4 Anal Glands

If your dog smells fishy and disgusting, the smell may be coming from the anal glands. These are secretory glands located in the dog’s rectum. Even though they are completely natural, some dogs may experience some pain and bad odor problems.

If your dog’s anal glands are healthy, there should be no odor problem to begin with (unless, of course, you sniff your dog’s butt). If you notice a fishy odor, take your dog to the vet as soon as possible. It may be facing some pain or discomfort that you have no idea about.

5. Gas

Like human beings, dogs fart too. In fact, it is a common topic among dog owners. If your dog occasionally burps, gurgles, or has flatulence, don’t worry; your dog is normal. However, extra gas is a problem that needs to be looked into. What’s worse is when a foul, putrid smell is eliminated. If your dog farts too much, it may be a sign to pay the vet a visit. However, don’t worry; the solution can be only to switch up the dog’s diet. In some cases, the vet may tell you that your dog has inflammatory bowel disease, which requires medication to be treated.

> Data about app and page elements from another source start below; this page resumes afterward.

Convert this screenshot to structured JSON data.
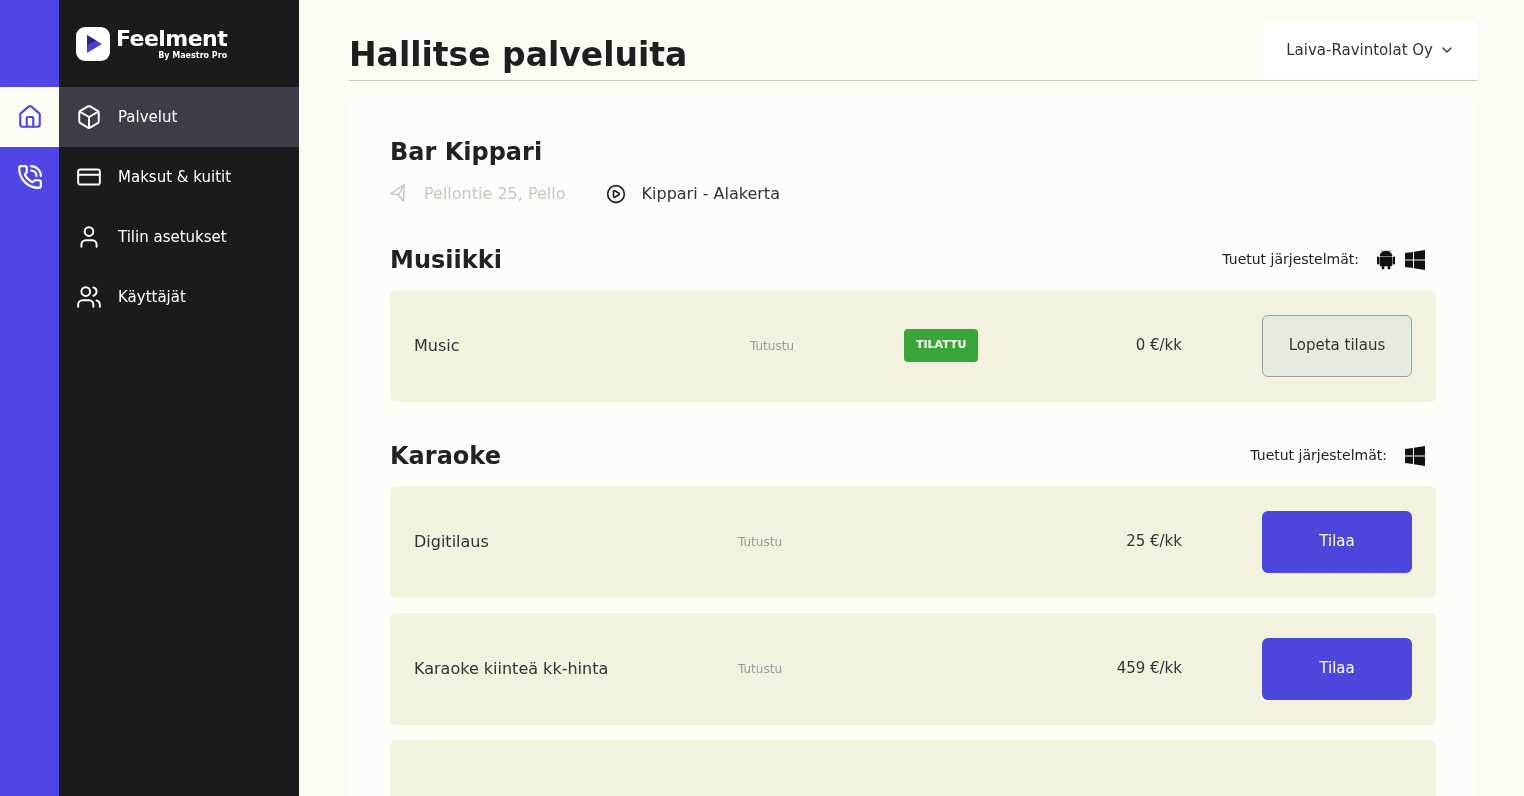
{
  "rail": {
    "items": [
      {
        "selected": true
      },
      {
        "selected": false
      }
    ]
  },
  "brand": {
    "name": "Feelment",
    "tagline": "By Maestro Pro"
  },
  "nav": {
    "items": [
      {
        "label": "Palvelut",
        "selected": true
      },
      {
        "label": "Maksut & kuitit",
        "selected": false
      },
      {
        "label": "Tilin asetukset",
        "selected": false
      },
      {
        "label": "Käyttäjät",
        "selected": false
      }
    ]
  },
  "header": {
    "title": "Hallitse palveluita",
    "company": "Laiva-Ravintolat Oy"
  },
  "venue": {
    "name": "Bar Kippari",
    "address": "Pellontie 25, Pello",
    "player": "Kippari - Alakerta"
  },
  "sections": [
    {
      "title": "Musiikki",
      "platforms_label": "Tuetut järjestelmät:",
      "platforms": [
        {
          "kind": "android"
        },
        {
          "kind": "windows"
        }
      ],
      "services": [
        {
          "name": "Music",
          "link": "Tutustu",
          "badge": "TILATTU",
          "price": "0 €/kk",
          "action": "Lopeta tilaus",
          "kind": "cancel"
        }
      ]
    },
    {
      "title": "Karaoke",
      "platforms_label": "Tuetut järjestelmät:",
      "platforms": [
        {
          "kind": "windows"
        }
      ],
      "services": [
        {
          "name": "Digitilaus",
          "link": "Tutustu",
          "price": "25 €/kk",
          "action": "Tilaa",
          "kind": "order"
        },
        {
          "name": "Karaoke kiinteä kk-hinta",
          "link": "Tutustu",
          "price": "459 €/kk",
          "action": "Tilaa",
          "kind": "order"
        }
      ]
    }
  ]
}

For some dogs, frequent gas is completely normal. This includes pugs, bulldogs, and boxers. Their cute, tiny, squished-up noses lead them to suck in lots of air while they eat, which is then eliminated through the gas. However, this can be avoided by putting their food bowl at a height or by including probiotics in their diet.

If your dog smells bad, don’t worry too much! Just visit your vet and make sure to do it at your earliest so that you can rule out any serious diseases or infections.

by Bobby J Davidson || You can’t buy love, but you can rescue it™

Facts About Animal Homelessness:

  1. Only 1 out of every 10 dogs born will find a permanent home.
  2. The main reasons animals are in shelters: owners give them up, or animal control finds them on the street.
  3. Each year, approximately 2.7 million dogs and cats are killed every year because shelters are too full and there aren’t enough adoptive homes. Act as a publicist for your local shelter so pets can find homes. Sign up for Shelter Pet PR.
  4. Approximately 7.6 million companion animals enter animal shelters nationwide every year. Of those, approximately 3.9 million are dogs and 3.4 million are cats.
  5. According to the National Council on Pet Population Study and Policy (NCPPSP), less than 2% of cats and only 15 to 20% of dogs are returned to their owners.
  6. 25% of dogs that enter local shelters are purebred.
  7. About twice as many animals enter shelters as strays compared to the number that are relinquished by their owners.
  8. It’s impossible to determine how many stray dogs and cats live in the United States. Estimates for cats alone range up to 70 million.
  9. Only 10% of the animals received by shelters have been spayed or neutered. Overpopulation, due to owners letting their pets accidentally or intentionally reproduce, sees millions of these “excess” animals killed annually.
  10. Many strays are lost pets that were not kept properly indoors or provided with identification.
  11. According to The Humane Society, there are about 3,500 brick-and-mortar animal shelters in the US and 10,000 rescue groups and animal sanctuaries in North America.

Here are a some adoptions for consideration: